British farmers and growers must have more information about how their businesses will be affected if Britain stays in, or leaves, the EU
This is the NFU’s challenge to those on both sides of the debate.
In light of the ongoing uncertainties the NFU is currently working with leading agricultural research institute from the Netherlands, LEI Wageningen, to model the potential impact of a Brexit under three separate trading scenarios. In each of the scenarios the effects of three different levels of agricultural support will be estimated.
The impact of these policy changes on UK commodities production, domestic farm-gate prices, farm incomes and trade flows will be modelled.
NFU President Meurig Raymond said: “If Britain is to stay in the EU then David Cameron must be clear. How will the UK’s position within the EU’s single market be made stronger? Will this week’s European Council lead to a commitment to create a globally competitive market with less red tape and compliance costs and better regulation for the benefit of British agriculture?
“The NFU is leading the way by working with LEI Wageningen to model the potential implications for British agriculture if the UK leaves the EU. This study, which we will make public in the spring, will set out how of our members’ businesses could be affected. We believe it will go a long way to help them reach their own decision on a Brexit.
“British farmers must not go into an EU referendum without all the information. If Britain stays in the EU we need to know what steps will be taken to make European agriculture more competitive. And will there be an EU commitment to regulations that are more science-based and proportionate? If we remain a member state, will we be able to remove some of the blocks to progress – such as barriers to biotechnology?

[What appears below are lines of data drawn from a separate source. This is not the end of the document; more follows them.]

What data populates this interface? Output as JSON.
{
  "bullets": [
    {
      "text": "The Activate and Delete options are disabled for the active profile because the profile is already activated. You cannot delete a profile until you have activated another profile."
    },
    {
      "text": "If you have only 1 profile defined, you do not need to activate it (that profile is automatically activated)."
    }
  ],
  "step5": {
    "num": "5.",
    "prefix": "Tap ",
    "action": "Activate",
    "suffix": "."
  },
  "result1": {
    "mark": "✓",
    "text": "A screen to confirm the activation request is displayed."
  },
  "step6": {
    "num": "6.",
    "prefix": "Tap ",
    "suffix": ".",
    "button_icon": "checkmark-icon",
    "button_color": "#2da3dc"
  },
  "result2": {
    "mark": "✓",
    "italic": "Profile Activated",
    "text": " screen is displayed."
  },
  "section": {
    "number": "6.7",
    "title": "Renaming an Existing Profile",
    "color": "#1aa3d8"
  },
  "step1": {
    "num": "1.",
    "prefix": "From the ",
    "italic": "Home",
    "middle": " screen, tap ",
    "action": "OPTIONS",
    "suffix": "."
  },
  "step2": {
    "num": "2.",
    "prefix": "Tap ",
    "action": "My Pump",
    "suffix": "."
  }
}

“If we leave the EU what will a British agriculture policy look like and what is the future of support payments? How will British farmers access the European market and will the UK be more open to imports from outside Europe?

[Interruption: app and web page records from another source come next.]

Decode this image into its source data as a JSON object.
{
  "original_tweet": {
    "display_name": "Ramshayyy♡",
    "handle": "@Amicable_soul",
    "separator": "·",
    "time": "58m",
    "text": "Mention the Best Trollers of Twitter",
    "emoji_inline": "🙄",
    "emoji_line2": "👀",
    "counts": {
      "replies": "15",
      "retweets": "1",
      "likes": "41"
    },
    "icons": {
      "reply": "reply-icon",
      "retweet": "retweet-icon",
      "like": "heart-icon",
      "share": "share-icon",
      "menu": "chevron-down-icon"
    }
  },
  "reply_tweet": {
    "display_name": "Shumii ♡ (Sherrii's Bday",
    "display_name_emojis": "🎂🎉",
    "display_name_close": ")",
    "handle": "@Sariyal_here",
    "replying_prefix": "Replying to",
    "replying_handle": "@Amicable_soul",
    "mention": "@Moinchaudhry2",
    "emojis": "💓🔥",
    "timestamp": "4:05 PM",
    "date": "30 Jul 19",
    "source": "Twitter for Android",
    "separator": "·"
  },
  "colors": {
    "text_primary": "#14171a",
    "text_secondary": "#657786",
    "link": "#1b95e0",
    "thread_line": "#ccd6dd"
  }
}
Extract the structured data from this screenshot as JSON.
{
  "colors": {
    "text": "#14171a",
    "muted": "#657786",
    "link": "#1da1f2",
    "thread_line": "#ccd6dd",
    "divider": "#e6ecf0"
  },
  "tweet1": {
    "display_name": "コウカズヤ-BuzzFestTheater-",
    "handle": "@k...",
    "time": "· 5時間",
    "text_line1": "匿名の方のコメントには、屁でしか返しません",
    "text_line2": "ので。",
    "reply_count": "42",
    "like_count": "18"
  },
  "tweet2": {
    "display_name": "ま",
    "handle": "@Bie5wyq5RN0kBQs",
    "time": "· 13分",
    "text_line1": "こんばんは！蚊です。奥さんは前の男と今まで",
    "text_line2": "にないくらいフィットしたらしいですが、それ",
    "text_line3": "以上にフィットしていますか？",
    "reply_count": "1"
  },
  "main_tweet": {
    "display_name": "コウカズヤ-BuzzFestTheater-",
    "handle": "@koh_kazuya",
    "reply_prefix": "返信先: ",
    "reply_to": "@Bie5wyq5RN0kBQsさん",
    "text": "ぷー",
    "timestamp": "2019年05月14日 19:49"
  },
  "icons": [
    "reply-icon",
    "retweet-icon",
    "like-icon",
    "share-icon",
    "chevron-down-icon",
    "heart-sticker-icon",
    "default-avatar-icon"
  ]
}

“These are the questions that the NFU is asking both sides of the argument. We must have clear and accurate answers which the agriculture industry can depend on to make their decision when a referendum is announced.”
The LEI Wageningen study will also identify which elements of agricultural and trade policy the NFU will lobby for if the referendum results in the UK leaving the EU.

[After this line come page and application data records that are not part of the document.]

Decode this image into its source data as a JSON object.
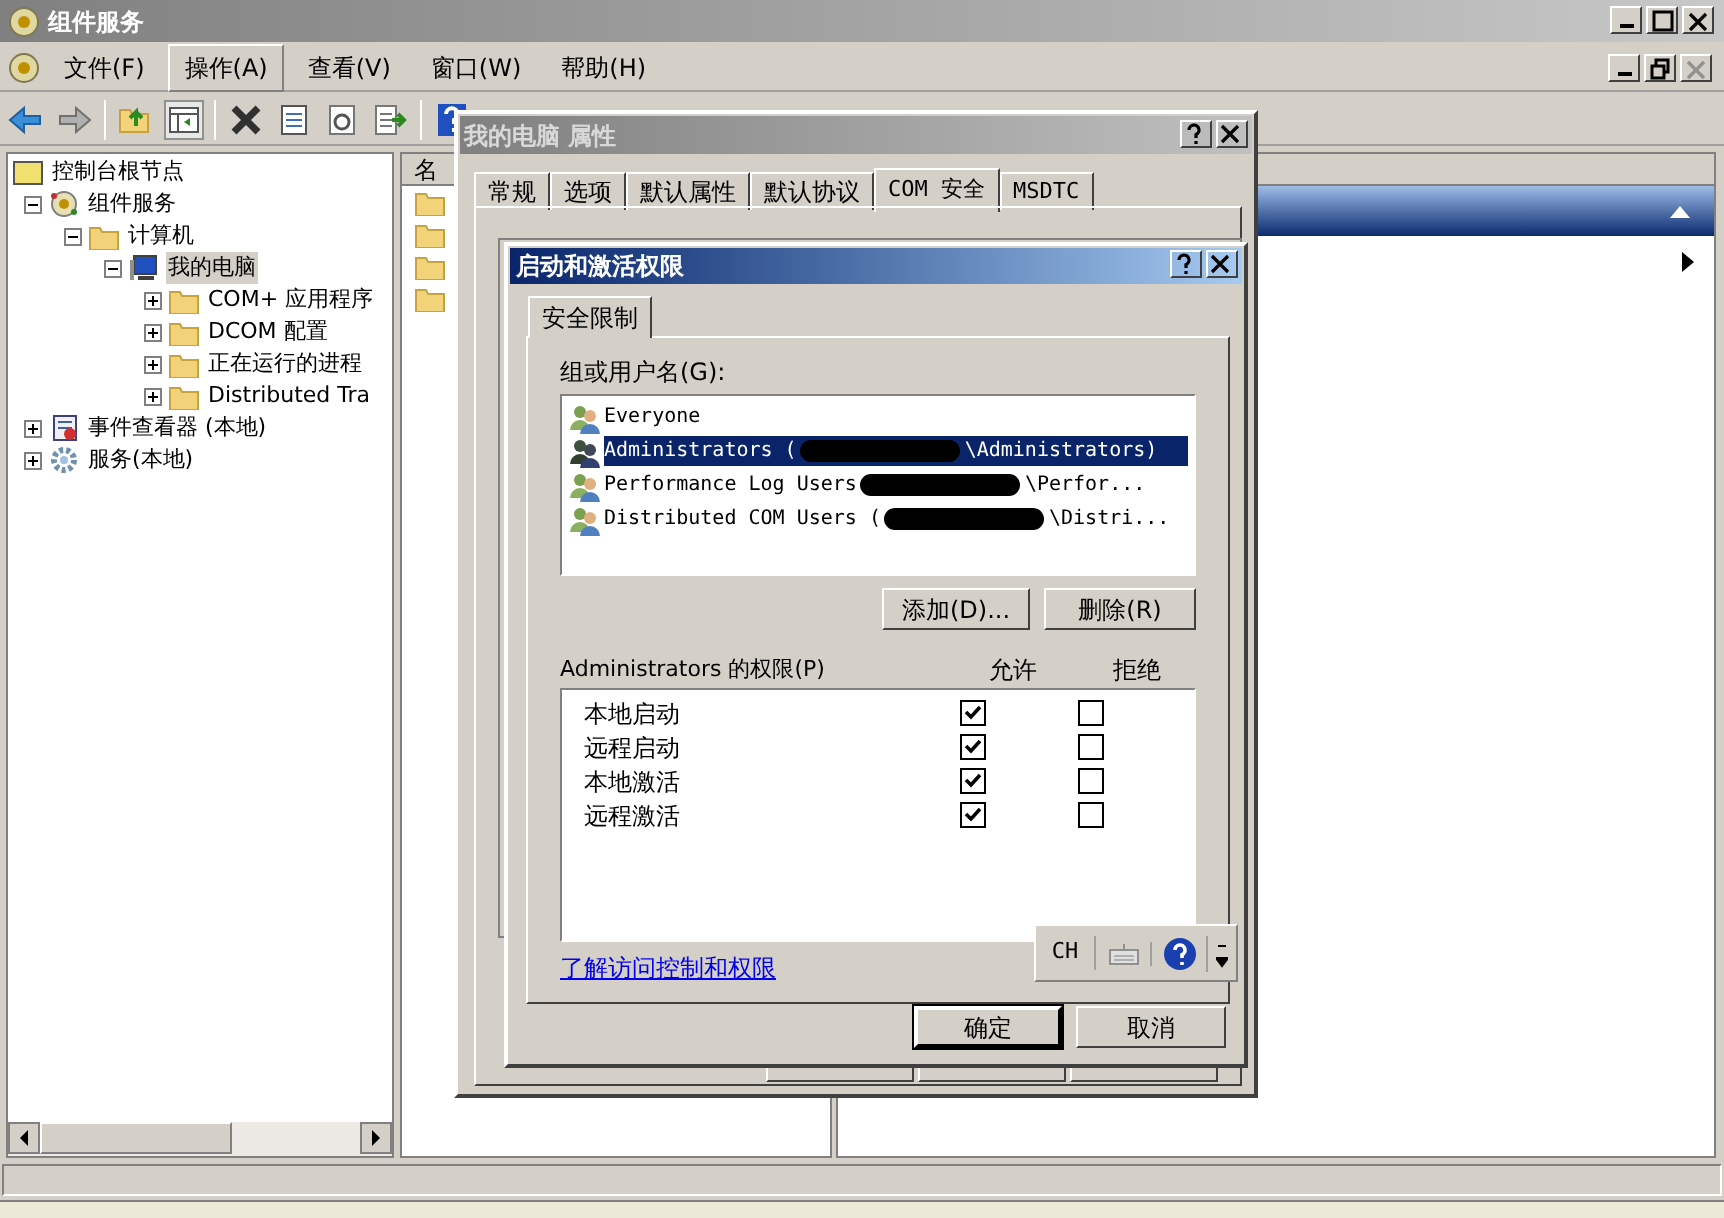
{
  "window": {
    "title": "组件服务"
  },
  "menu": [
    {
      "label": "文件(F)",
      "selected": false
    },
    {
      "label": "操作(A)",
      "selected": true
    },
    {
      "label": "查看(V)",
      "selected": false
    },
    {
      "label": "窗口(W)",
      "selected": false
    },
    {
      "label": "帮助(H)",
      "selected": false
    }
  ],
  "tree": {
    "label": "控制台根节点",
    "kind": "root",
    "children": [
      {
        "label": "组件服务",
        "kind": "services",
        "expanded": true,
        "selected": false,
        "children": [
          {
            "label": "计算机",
            "kind": "folder",
            "expanded": true,
            "selected": false,
            "children": [
              {
                "label": "我的电脑",
                "kind": "computer",
                "expanded": true,
                "selected": true,
                "children": [
                  {
                    "label": "COM+ 应用程序",
                    "kind": "folder",
                    "expanded": false,
                    "selected": false
                  },
                  {
                    "label": "DCOM 配置",
                    "kind": "folder",
                    "expanded": false,
                    "selected": false
                  },
                  {
                    "label": "正在运行的进程",
                    "kind": "folder",
                    "expanded": false,
                    "selected": false
                  },
                  {
                    "label": "Distributed Tra",
                    "kind": "folder",
                    "expanded": false,
                    "selected": false
                  }
                ]
              }
            ]
          }
        ]
      },
      {
        "label": "事件查看器 (本地)",
        "kind": "event",
        "expanded": false,
        "selected": false
      },
      {
        "label": "服务(本地)",
        "kind": "gear",
        "expanded": false,
        "selected": false
      }
    ]
  },
  "middle_list": {
    "header": "名",
    "items": [
      {
        "kind": "folder"
      },
      {
        "kind": "folder"
      },
      {
        "kind": "folder"
      },
      {
        "kind": "folder"
      }
    ]
  },
  "properties_dialog": {
    "title": "我的电脑 属性",
    "tabs": [
      {
        "label": "常规",
        "selected": false
      },
      {
        "label": "选项",
        "selected": false
      },
      {
        "label": "默认属性",
        "selected": false
      },
      {
        "label": "默认协议",
        "selected": false
      },
      {
        "label": "COM 安全",
        "selected": true
      },
      {
        "label": "MSDTC",
        "selected": false
      }
    ]
  },
  "permissions_dialog": {
    "title": "启动和激活权限",
    "tab": "安全限制",
    "users_label": "组或用户名(G):",
    "users": [
      {
        "name": "Everyone",
        "selected": false
      },
      {
        "name": "Administrators (",
        "redacted": true,
        "after": "\\Administrators)",
        "selected": true
      },
      {
        "name": "Performance Log Users",
        "redacted": true,
        "after": "\\Perfor...",
        "selected": false
      },
      {
        "name": "Distributed COM Users (",
        "redacted": true,
        "after": "\\Distri...",
        "selected": false
      }
    ],
    "add_button": "添加(D)...",
    "remove_button": "删除(R)",
    "permissions_label": "Administrators 的权限(P)",
    "allow_header": "允许",
    "deny_header": "拒绝",
    "permissions": [
      {
        "label": "本地启动",
        "allow": true,
        "deny": false
      },
      {
        "label": "远程启动",
        "allow": true,
        "deny": false
      },
      {
        "label": "本地激活",
        "allow": true,
        "deny": false
      },
      {
        "label": "远程激活",
        "allow": true,
        "deny": false
      }
    ],
    "link": "了解访问控制和权限",
    "ok_button": "确定",
    "cancel_button": "取消"
  },
  "language_bar": {
    "language": "CH"
  }
}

On Thursday Mr Raymond will meet a group of nine British MEPs in Brussels to express the NFU’s list of nine key questions on UK farming’s relationship with the EU now and in the future.
At the NFU’s Annual Conference on February 23 and 24 2016 the NFU will host an open debate on an EU Brexit with George Lyon speaking for the Britain Stronger In Europe group and Daniel Hannan MEP making the case for a Brexit. More than 1,300 British farmers have registered for the event.